> _Exercise_
Leaving out all pictures, retype the records exactly.

───── Records for this exercise ─────

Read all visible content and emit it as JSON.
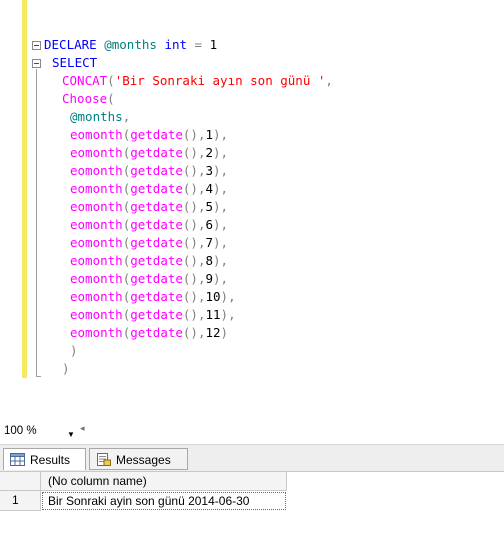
{
  "editor": {
    "lines": [
      [
        {
          "t": "DECLARE ",
          "c": "kw"
        },
        {
          "t": "@months",
          "c": "var"
        },
        {
          "t": " ",
          "c": "plain"
        },
        {
          "t": "int",
          "c": "kw"
        },
        {
          "t": " = ",
          "c": "op"
        },
        {
          "t": "1",
          "c": "num"
        }
      ],
      [
        {
          "t": "SELECT",
          "c": "kw"
        }
      ],
      [
        {
          "t": "CONCAT",
          "c": "fn"
        },
        {
          "t": "(",
          "c": "op"
        },
        {
          "t": "'Bir Sonraki ayın son günü '",
          "c": "str"
        },
        {
          "t": ",",
          "c": "op"
        }
      ],
      [
        {
          "t": "Choose",
          "c": "fn"
        },
        {
          "t": "(",
          "c": "op"
        }
      ],
      [
        {
          "t": "@months",
          "c": "var"
        },
        {
          "t": ",",
          "c": "op"
        }
      ],
      [
        {
          "t": "eomonth",
          "c": "fn"
        },
        {
          "t": "(",
          "c": "op"
        },
        {
          "t": "getdate",
          "c": "fn"
        },
        {
          "t": "(),",
          "c": "op"
        },
        {
          "t": "1",
          "c": "num"
        },
        {
          "t": "),",
          "c": "op"
        }
      ],
      [
        {
          "t": "eomonth",
          "c": "fn"
        },
        {
          "t": "(",
          "c": "op"
        },
        {
          "t": "getdate",
          "c": "fn"
        },
        {
          "t": "(),",
          "c": "op"
        },
        {
          "t": "2",
          "c": "num"
        },
        {
          "t": "),",
          "c": "op"
        }
      ],
      [
        {
          "t": "eomonth",
          "c": "fn"
        },
        {
          "t": "(",
          "c": "op"
        },
        {
          "t": "getdate",
          "c": "fn"
        },
        {
          "t": "(),",
          "c": "op"
        },
        {
          "t": "3",
          "c": "num"
        },
        {
          "t": "),",
          "c": "op"
        }
      ],
      [
        {
          "t": "eomonth",
          "c": "fn"
        },
        {
          "t": "(",
          "c": "op"
        },
        {
          "t": "getdate",
          "c": "fn"
        },
        {
          "t": "(),",
          "c": "op"
        },
        {
          "t": "4",
          "c": "num"
        },
        {
          "t": "),",
          "c": "op"
        }
      ],
      [
        {
          "t": "eomonth",
          "c": "fn"
        },
        {
          "t": "(",
          "c": "op"
        },
        {
          "t": "getdate",
          "c": "fn"
        },
        {
          "t": "(),",
          "c": "op"
        },
        {
          "t": "5",
          "c": "num"
        },
        {
          "t": "),",
          "c": "op"
        }
      ],
      [
        {
          "t": "eomonth",
          "c": "fn"
        },
        {
          "t": "(",
          "c": "op"
        },
        {
          "t": "getdate",
          "c": "fn"
        },
        {
          "t": "(),",
          "c": "op"
        },
        {
          "t": "6",
          "c": "num"
        },
        {
          "t": "),",
          "c": "op"
        }
      ],
      [
        {
          "t": "eomonth",
          "c": "fn"
        },
        {
          "t": "(",
          "c": "op"
        },
        {
          "t": "getdate",
          "c": "fn"
        },
        {
          "t": "(),",
          "c": "op"
        },
        {
          "t": "7",
          "c": "num"
        },
        {
          "t": "),",
          "c": "op"
        }
      ],
      [
        {
          "t": "eomonth",
          "c": "fn"
        },
        {
          "t": "(",
          "c": "op"
        },
        {
          "t": "getdate",
          "c": "fn"
        },
        {
          "t": "(),",
          "c": "op"
        },
        {
          "t": "8",
          "c": "num"
        },
        {
          "t": "),",
          "c": "op"
        }
      ],
      [
        {
          "t": "eomonth",
          "c": "fn"
        },
        {
          "t": "(",
          "c": "op"
        },
        {
          "t": "getdate",
          "c": "fn"
        },
        {
          "t": "(),",
          "c": "op"
        },
        {
          "t": "9",
          "c": "num"
        },
        {
          "t": "),",
          "c": "op"
        }
      ],
      [
        {
          "t": "eomonth",
          "c": "fn"
        },
        {
          "t": "(",
          "c": "op"
        },
        {
          "t": "getdate",
          "c": "fn"
        },
        {
          "t": "(),",
          "c": "op"
        },
        {
          "t": "10",
          "c": "num"
        },
        {
          "t": "),",
          "c": "op"
        }
      ],
      [
        {
          "t": "eomonth",
          "c": "fn"
        },
        {
          "t": "(",
          "c": "op"
        },
        {
          "t": "getdate",
          "c": "fn"
        },
        {
          "t": "(),",
          "c": "op"
        },
        {
          "t": "11",
          "c": "num"
        },
        {
          "t": "),",
          "c": "op"
        }
      ],
      [
        {
          "t": "eomonth",
          "c": "fn"
        },
        {
          "t": "(",
          "c": "op"
        },
        {
          "t": "getdate",
          "c": "fn"
        },
        {
          "t": "(),",
          "c": "op"
        },
        {
          "t": "12",
          "c": "num"
        },
        {
          "t": ")",
          "c": "op"
        }
      ],
      [
        {
          "t": ")",
          "c": "op"
        }
      ],
      [
        {
          "t": ")",
          "c": "op"
        }
      ]
    ]
  },
  "toolbar": {
    "zoom": "100 %",
    "zoom_icon": "chevron-down-icon",
    "scroll_icon": "scroll-left-icon"
  },
  "results": {
    "tabs": [
      {
        "label": "Results",
        "icon": "grid-icon",
        "active": true
      },
      {
        "label": "Messages",
        "icon": "messages-icon",
        "active": false
      }
    ],
    "columns": [
      "(No column name)"
    ],
    "rows": [
      {
        "num": "1",
        "cells": [
          "Bir Sonraki ayin son günü 2014-06-30"
        ]
      }
    ]
  },
  "colors": {
    "keyword": "#0000ff",
    "variable": "#008080",
    "function": "#ff00ff",
    "string": "#ff0000",
    "operator": "#808080",
    "margin_highlight": "#f7e95f"
  }
}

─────

> _The completed task_
Read all visible content and emit it as JSON.
{
  "editor": {
    "lines": [
      [
        {
          "t": "DECLARE ",
          "c": "kw"
        },
        {
          "t": "@months",
          "c": "var"
        },
        {
          "t": " ",
          "c": "plain"
        },
        {
          "t": "int",
          "c": "kw"
        },
        {
          "t": " = ",
          "c": "op"
        },
        {
          "t": "1",
          "c": "num"
        }
      ],
      [
        {
          "t": "SELECT",
          "c": "kw"
        }
      ],
      [
        {
          "t": "CONCAT",
          "c": "fn"
        },
        {
          "t": "(",
          "c": "op"
        },
        {
          "t": "'Bir Sonraki ayın son günü '",
          "c": "str"
        },
        {
          "t": ",",
          "c": "op"
        }
      ],
      [
        {
          "t": "Choose",
          "c": "fn"
        },
        {
          "t": "(",
          "c": "op"
        }
      ],
      [
        {
          "t": "@months",
          "c": "var"
        },
        {
          "t": ",",
          "c": "op"
        }
      ],
      [
        {
          "t": "eomonth",
          "c": "fn"
        },
        {
          "t": "(",
          "c": "op"
        },
        {
          "t": "getdate",
          "c": "fn"
        },
        {
          "t": "(),",
          "c": "op"
        },
        {
          "t": "1",
          "c": "num"
        },
        {
          "t": "),",
          "c": "op"
        }
      ],
      [
        {
          "t": "eomonth",
          "c": "fn"
        },
        {
          "t": "(",
          "c": "op"
        },
        {
          "t": "getdate",
          "c": "fn"
        },
        {
          "t": "(),",
          "c": "op"
        },
        {
          "t": "2",
          "c": "num"
        },
        {
          "t": "),",
          "c": "op"
        }
      ],
      [
        {
          "t": "eomonth",
          "c": "fn"
        },
        {
          "t": "(",
          "c": "op"
        },
        {
          "t": "getdate",
          "c": "fn"
        },
        {
          "t": "(),",
          "c": "op"
        },
        {
          "t": "3",
          "c": "num"
        },
        {
          "t": "),",
          "c": "op"
        }
      ],
      [
        {
          "t": "eomonth",
          "c": "fn"
        },
        {
          "t": "(",
          "c": "op"
        },
        {
          "t": "getdate",
          "c": "fn"
        },
        {
          "t": "(),",
          "c": "op"
        },
        {
          "t": "4",
          "c": "num"
        },
        {
          "t": "),",
          "c": "op"
        }
      ],
      [
        {
          "t": "eomonth",
          "c": "fn"
        },
        {
          "t": "(",
          "c": "op"
        },
        {
          "t": "getdate",
          "c": "fn"
        },
        {
          "t": "(),",
          "c": "op"
        },
        {
          "t": "5",
          "c": "num"
        },
        {
          "t": "),",
          "c": "op"
        }
      ],
      [
        {
          "t": "eomonth",
          "c": "fn"
        },
        {
          "t": "(",
          "c": "op"
        },
        {
          "t": "getdate",
          "c": "fn"
        },
        {
          "t": "(),",
          "c": "op"
        },
        {
          "t": "6",
          "c": "num"
        },
        {
          "t": "),",
          "c": "op"
        }
      ],
      [
        {
          "t": "eomonth",
          "c": "fn"
        },
        {
          "t": "(",
          "c": "op"
        },
        {
          "t": "getdate",
          "c": "fn"
        },
        {
          "t": "(),",
          "c": "op"
        },
        {
          "t": "7",
          "c": "num"
        },
        {
          "t": "),",
          "c": "op"
        }
      ],
      [
        {
          "t": "eomonth",
          "c": "fn"
        },
        {
          "t": "(",
          "c": "op"
        },
        {
          "t": "getdate",
          "c": "fn"
        },
        {
          "t": "(),",
          "c": "op"
        },
        {
          "t": "8",
          "c": "num"
        },
        {
          "t": "),",
          "c": "op"
        }
      ],
      [
        {
          "t": "eomonth",
          "c": "fn"
        },
        {
          "t": "(",
          "c": "op"
        },
        {
          "t": "getdate",
          "c": "fn"
        },
        {
          "t": "(),",
          "c": "op"
        },
        {
          "t": "9",
          "c": "num"
        },
        {
          "t": "),",
          "c": "op"
        }
      ],
      [
        {
          "t": "eomonth",
          "c": "fn"
        },
        {
          "t": "(",
          "c": "op"
        },
        {
          "t": "getdate",
          "c": "fn"
        },
        {
          "t": "(),",
          "c": "op"
        },
        {
          "t": "10",
          "c": "num"
        },
        {
          "t": "),",
          "c": "op"
        }
      ],
      [
        {
          "t": "eomonth",
          "c": "fn"
        },
        {
          "t": "(",
          "c": "op"
        },
        {
          "t": "getdate",
          "c": "fn"
        },
        {
          "t": "(),",
          "c": "op"
        },
        {
          "t": "11",
          "c": "num"
        },
        {
          "t": "),",
          "c": "op"
        }
      ],
      [
        {
          "t": "eomonth",
          "c": "fn"
        },
        {
          "t": "(",
          "c": "op"
        },
        {
          "t": "getdate",
          "c": "fn"
        },
        {
          "t": "(),",
          "c": "op"
        },
        {
          "t": "12",
          "c": "num"
        },
        {
          "t": ")",
          "c": "op"
        }
      ],
      [
        {
          "t": ")",
          "c": "op"
        }
      ],
      [
        {
          "t": ")",
          "c": "op"
        }
      ]
    ]
  },
  "toolbar": {
    "zoom": "100 %",
    "zoom_icon": "chevron-down-icon",
    "scroll_icon": "scroll-left-icon"
  },
  "results": {
    "tabs": [
      {
        "label": "Results",
        "icon": "grid-icon",
        "active": true
      },
      {
        "label": "Messages",
        "icon": "messages-icon",
        "active": false
      }
    ],
    "columns": [
      "(No column name)"
    ],
    "rows": [
      {
        "num": "1",
        "cells": [
          "Bir Sonraki ayin son günü 2014-06-30"
        ]
      }
    ]
  },
  "colors": {
    "keyword": "#0000ff",
    "variable": "#008080",
    "function": "#ff00ff",
    "string": "#ff0000",
    "operator": "#808080",
    "margin_highlight": "#f7e95f"
  }
}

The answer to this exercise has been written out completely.